Ageing is a highly complex process marked by a succession of events that may lead to an altered brain function, including neurodegenerative diseases. To date, the precise cause of cognitive decline remains quite elusive. ILSI Europe's experts discussed nutritional interventions to prevent detrimental brain ageing as well as underlying biological mechanisms during a FENS satellite Workshop on 'Nutrition for the Ageing Brain' held in Copenhagen 30 June - 1 July.
Improvement of healthcare leads people to live longer and healthier lives. Ageing is a complex, multifactorial process and the underlying mechanisms still need to be fully elucidated. As people age, they become more susceptible to debilitating diseases, including dementia. Considering the limits of existing preventive methods, there is a desire to develop effective and safe strategies. An increase in preclinical and clinical research in healthy individuals or at the early stage of cognitive decline has shown how nutrition can have a beneficial impact on cognitive functions.
Several mechanisms underlie cognitive decline such as decreased neurogenesis, suboptimal usage of micronutrients or reduced gut microbiota diversity. Among those, several dietary parameters modulate cognition: omega-3 lipids influence brain development and may guard against mood disorders; consuming polyphenol-rich foods protects from age-related vascular disturbances, and administration of tyrosine to healthy aged individuals impacts cognitive performance. So do B-vitamins which maintain cognitive performance by preventing age-related brain atrophy.

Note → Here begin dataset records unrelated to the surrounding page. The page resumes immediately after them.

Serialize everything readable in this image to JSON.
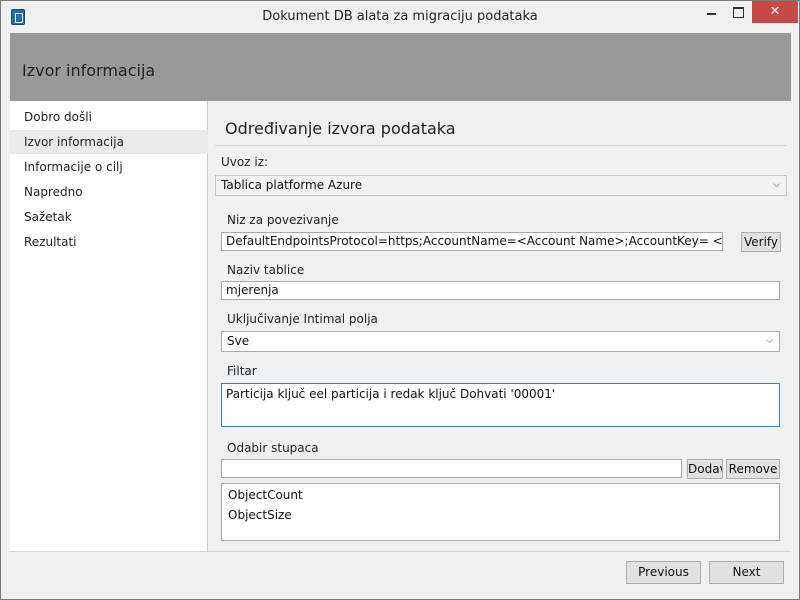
{
  "window": {
    "title": "Dokument DB alata za migraciju podataka",
    "close_glyph": "✕"
  },
  "header": {
    "title": "Izvor informacija"
  },
  "sidebar": {
    "items": [
      {
        "label": "Dobro došli"
      },
      {
        "label": "Izvor informacija"
      },
      {
        "label": "Informacije o cilj"
      },
      {
        "label": "Napredno"
      },
      {
        "label": "Sažetak"
      },
      {
        "label": "Rezultati"
      }
    ]
  },
  "main": {
    "title": "Određivanje izvora podataka",
    "import_from": {
      "label": "Uvoz iz:",
      "value": "Tablica platforme Azure"
    },
    "connection_string": {
      "label": "Niz za povezivanje",
      "value": "DefaultEndpointsProtocol=https;AccountName=<Account Name>;AccountKey= <Account K>’<Account>",
      "verify_label": "Verify"
    },
    "table_name": {
      "label": "Naziv tablice",
      "value": "mjerenja"
    },
    "internal_fields": {
      "label": "Uključivanje Intimal polja",
      "value": "Sve"
    },
    "filter": {
      "label": "Filtar",
      "value": "Particija ključ eel particija i redak ključ Dohvati '00001'"
    },
    "column_selection": {
      "label": "Odabir stupaca",
      "input_value": "",
      "add_label": "Dodavanje",
      "remove_label": "Remove",
      "columns": [
        "ObjectCount",
        "ObjectSize"
      ]
    }
  },
  "footer": {
    "previous_label": "Previous",
    "next_label": "Next"
  },
  "icons": {
    "dropdown": "chevron-down-icon",
    "app": "app-icon"
  }
}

To address the complexity of the ageing process, specific nutrient combinations are used to induce beneficial structural and functional brain changes, supporting the role of multi-nutrient intervention at early stages of age-related diseases. Moreover, a balanced nutrition in early life may decrease occurrence of neurodegenerative disorders later in life. Current efforts are now being made to identify new natural products with specific and targeted activities (e.g. protein clearance promotion or epigenetic changes) that reduce cognitive decline.
'Cognitive deficits begin in the 20s, occur in major aspects of function, are large in magnitude, and occur in all individuals. Evidence is accumulating that these cognitive declines can be attenuated by a wide variety of factors, ranging from improved nutrition, appropriate dietary supplementation through to increased physical and mental exercise' said Professor Keith Andrew Wesnes, speaker at the workshop.